A study published in the International Journal of Environmental Research and Public Health posits glyphosate is to blame. Glyphosate bonds with heavy metals like arsenic and cadmium, and it smuggles them through the liver and into the kidney. There the bonds break, and together the toxins destroy the kidney. The study suggests that high use of Roundup in an area where arsenic and cadmium are known to exist could be causing the epidemic.

The World Health Organization lists possible causes of the disease as arsenic, cadmium, pesticides, hard water consumption, dehydration and exposure to high temperatures.

Monsanto has brushed off claims that glyphosate may be linked to kidney problems. Even so, complete to partial bans on glyphosate have popped up in Colombia, Sri Lanka, Denmark, France, the Netherlands and California.

“One of the issues that we’re dealing with is the power of Monsanto to disinform and highjack regulatory bodies here and around the world,” Smith says.

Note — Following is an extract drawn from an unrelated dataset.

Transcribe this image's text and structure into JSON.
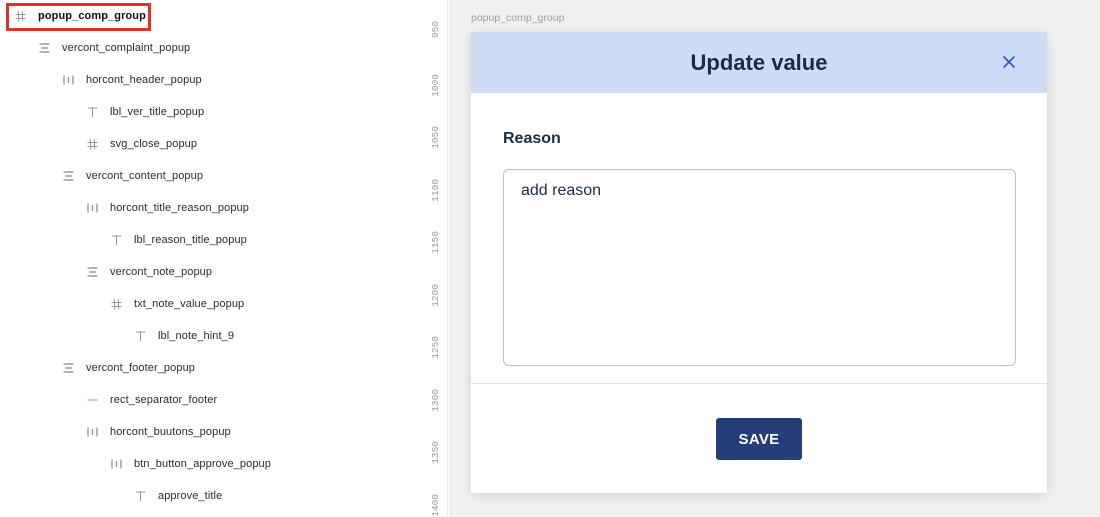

Monsanto was convicted of false advertising first in New York and then in France, where claims that glyphosate was readily biodegradable were refuted. Their own science showed that only 2 percent of glyphosate biodegrades in 28 days. Even after losing the case in New York they continued the false ad campaign in Europe.

“They continued to advertise it falsely in Europe until they were convicted there and had to pay 28,000 euros,” Smith says. “From a business standpoint, it paid to lie, but from an ethical standpoint, it’s been a disaster.

“We believe there’s significant justification for an immediate ban,” Smith says. He wants glyphosate eliminated not only from the 100,000 acres in Boulder County’s jurisdiction, but also from school grounds and other private lands where it’s use is up to citizens.

The EPA has a list of “minimum risk” pesticides that can be used in place of Roundup. They rely on products such as citric acid, corn meal, garlic and mint instead. When the City of Boulder banned Roundup, it switched to “mechanical means” or good oldfashioned weeding.

“Boulder is really a lighthouse for the nation in organic, natural and healthy living,” Smith says. “Everyone in Boulder knows that. It makes complete sense that Boulder takes the leadership in this area.”